» **Exercise goal**
Set the data down exactly as it stands, and keep its pictures out.

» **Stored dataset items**
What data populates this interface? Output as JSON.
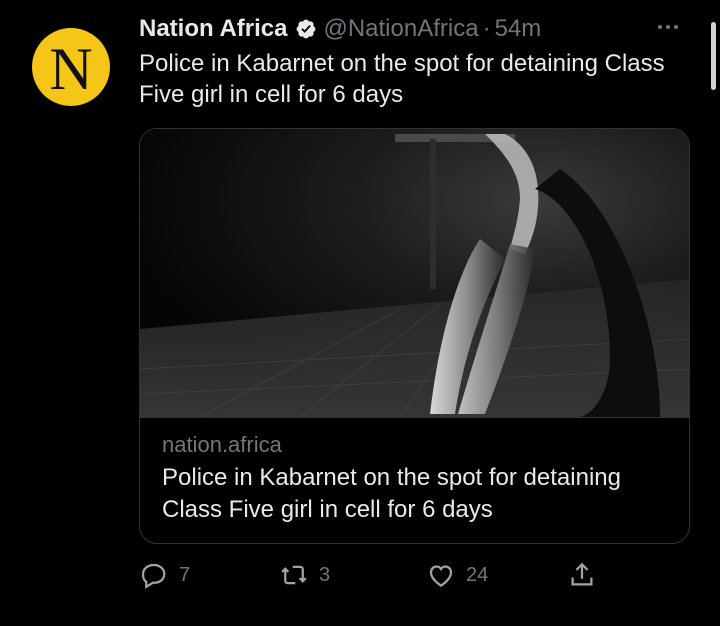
{
  "author": {
    "name": "Nation Africa",
    "handle": "@NationAfrica",
    "separator": "·",
    "time": "54m",
    "avatar_letter": "N",
    "avatar_color": "#f5c518"
  },
  "tweet": {
    "text": "Police in Kabarnet on the spot for detaining Class Five girl in cell for 6 days"
  },
  "card": {
    "domain": "nation.africa",
    "title": "Police in Kabarnet on the spot for detaining Class Five girl in cell for 6 days"
  },
  "actions": {
    "replies": "7",
    "retweets": "3",
    "likes": "24"
  },
  "icons": [
    "verified-badge-icon",
    "more-icon",
    "reply-icon",
    "retweet-icon",
    "like-icon",
    "share-icon"
  ]
}
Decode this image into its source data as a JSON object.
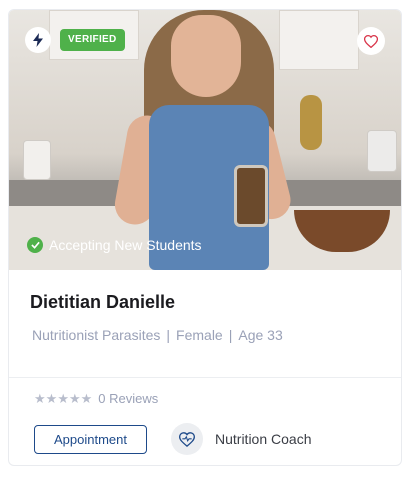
{
  "profile": {
    "verified_label": "VERIFIED",
    "accepting_label": "Accepting New Students",
    "name": "Dietitian Danielle",
    "specialty": "Nutritionist Parasites",
    "gender": "Female",
    "age": "Age 33",
    "separator": "|",
    "rating": {
      "stars": 0,
      "max_stars": 5,
      "reviews_label": "0 Reviews"
    },
    "appointment_label": "Appointment",
    "coach_type": "Nutrition Coach"
  },
  "icons": {
    "bolt": "lightning-bolt-icon",
    "heart": "heart-outline-icon",
    "check": "check-circle-icon",
    "star": "star-icon",
    "coach": "heart-pulse-icon"
  },
  "colors": {
    "verified": "#4fb14a",
    "heart": "#d9354a",
    "primary": "#1e4a8a",
    "muted": "#9aa1b7",
    "star_empty": "#b8bdcc"
  }
}
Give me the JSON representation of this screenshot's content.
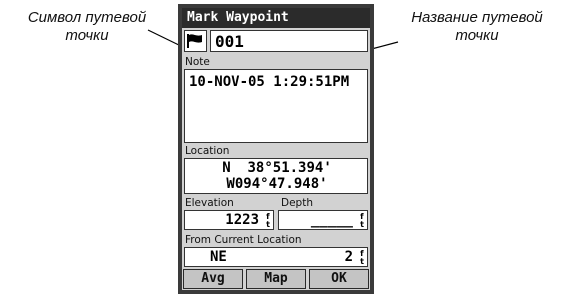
{
  "annotations": {
    "left": [
      "Символ путевой",
      "точки"
    ],
    "right": [
      "Название путевой",
      "точки"
    ]
  },
  "window": {
    "title": "Mark Waypoint"
  },
  "waypoint": {
    "symbol_icon": "flag-icon",
    "name": "001"
  },
  "note": {
    "label": "Note",
    "value": "10-NOV-05 1:29:51PM"
  },
  "location": {
    "label": "Location",
    "lat": "N  38°51.394'",
    "lon": "W094°47.948'"
  },
  "elevation": {
    "label": "Elevation",
    "value": "1223",
    "unit_top": "f",
    "unit_bottom": "t"
  },
  "depth": {
    "label": "Depth",
    "value": "_____",
    "unit_top": "f",
    "unit_bottom": "t"
  },
  "from_current": {
    "label": "From Current Location",
    "direction": "NE",
    "distance": "2",
    "unit_top": "f",
    "unit_bottom": "t"
  },
  "buttons": {
    "avg": "Avg",
    "map": "Map",
    "ok": "OK"
  },
  "colors": {
    "titlebar": "#2b2b2b",
    "screen": "#d2d2d2",
    "field": "#ffffff"
  }
}
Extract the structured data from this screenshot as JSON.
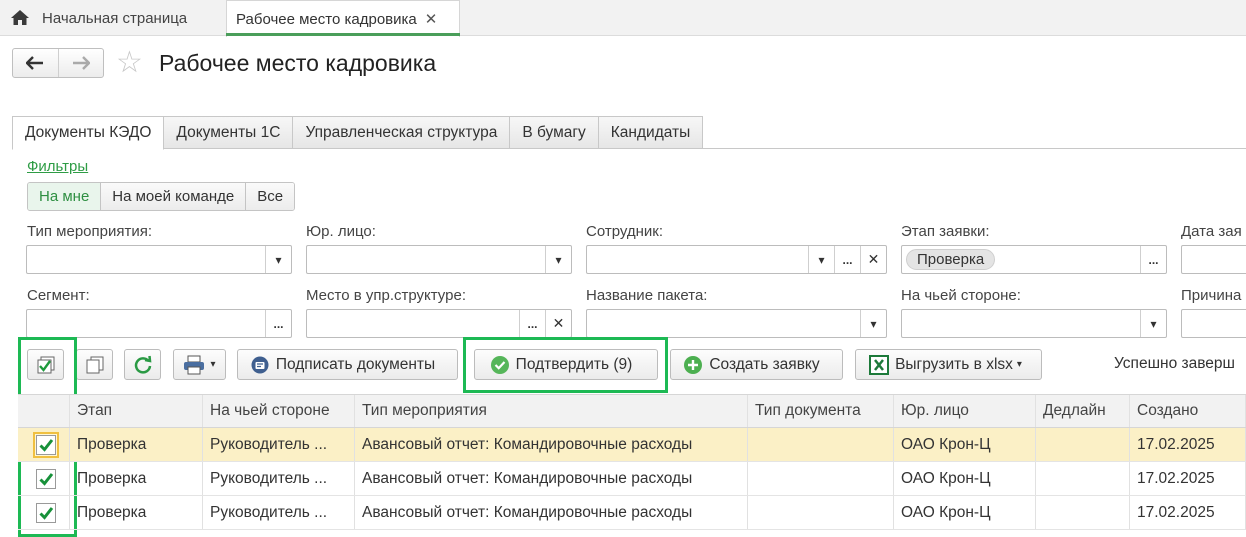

» **Answer below**
What data populates this interface? Output as JSON.
{
  "author": {
    "name": "Nation Africa",
    "handle": "@NationAfrica",
    "separator": "·",
    "time": "54m",
    "avatar_letter": "N",
    "avatar_color": "#f5c518"
  },
  "tweet": {
    "text": "Police in Kabarnet on the spot for detaining Class Five girl in cell for 6 days"
  },
  "card": {
    "domain": "nation.africa",
    "title": "Police in Kabarnet on the spot for detaining Class Five girl in cell for 6 days"
  },
  "actions": {
    "replies": "7",
    "retweets": "3",
    "likes": "24"
  },
  "icons": [
    "verified-badge-icon",
    "more-icon",
    "reply-icon",
    "retweet-icon",
    "like-icon",
    "share-icon"
  ]
}
Decode this image into its source data as a JSON object.
{
  "profile": {
    "verified_label": "VERIFIED",
    "accepting_label": "Accepting New Students",
    "name": "Dietitian Danielle",
    "specialty": "Nutritionist Parasites",
    "gender": "Female",
    "age": "Age 33",
    "separator": "|",
    "rating": {
      "stars": 0,
      "max_stars": 5,
      "reviews_label": "0 Reviews"
    },
    "appointment_label": "Appointment",
    "coach_type": "Nutrition Coach"
  },
  "icons": {
    "bolt": "lightning-bolt-icon",
    "heart": "heart-outline-icon",
    "check": "check-circle-icon",
    "star": "star-icon",
    "coach": "heart-pulse-icon"
  },
  "colors": {
    "verified": "#4fb14a",
    "heart": "#d9354a",
    "primary": "#1e4a8a",
    "muted": "#9aa1b7",
    "star_empty": "#b8bdcc"
  }
}
Give me the JSON representation of this screenshot's content.
{
  "annotations": {
    "left": [
      "Символ путевой",
      "точки"
    ],
    "right": [
      "Название путевой",
      "точки"
    ]
  },
  "window": {
    "title": "Mark Waypoint"
  },
  "waypoint": {
    "symbol_icon": "flag-icon",
    "name": "001"
  },
  "note": {
    "label": "Note",
    "value": "10-NOV-05 1:29:51PM"
  },
  "location": {
    "label": "Location",
    "lat": "N  38°51.394'",
    "lon": "W094°47.948'"
  },
  "elevation": {
    "label": "Elevation",
    "value": "1223",
    "unit_top": "f",
    "unit_bottom": "t"
  },
  "depth": {
    "label": "Depth",
    "value": "_____",
    "unit_top": "f",
    "unit_bottom": "t"
  },
  "from_current": {
    "label": "From Current Location",
    "direction": "NE",
    "distance": "2",
    "unit_top": "f",
    "unit_bottom": "t"
  },
  "buttons": {
    "avg": "Avg",
    "map": "Map",
    "ok": "OK"
  },
  "colors": {
    "titlebar": "#2b2b2b",
    "screen": "#d2d2d2",
    "field": "#ffffff"
  }
}
Extract the structured data from this screenshot as JSON.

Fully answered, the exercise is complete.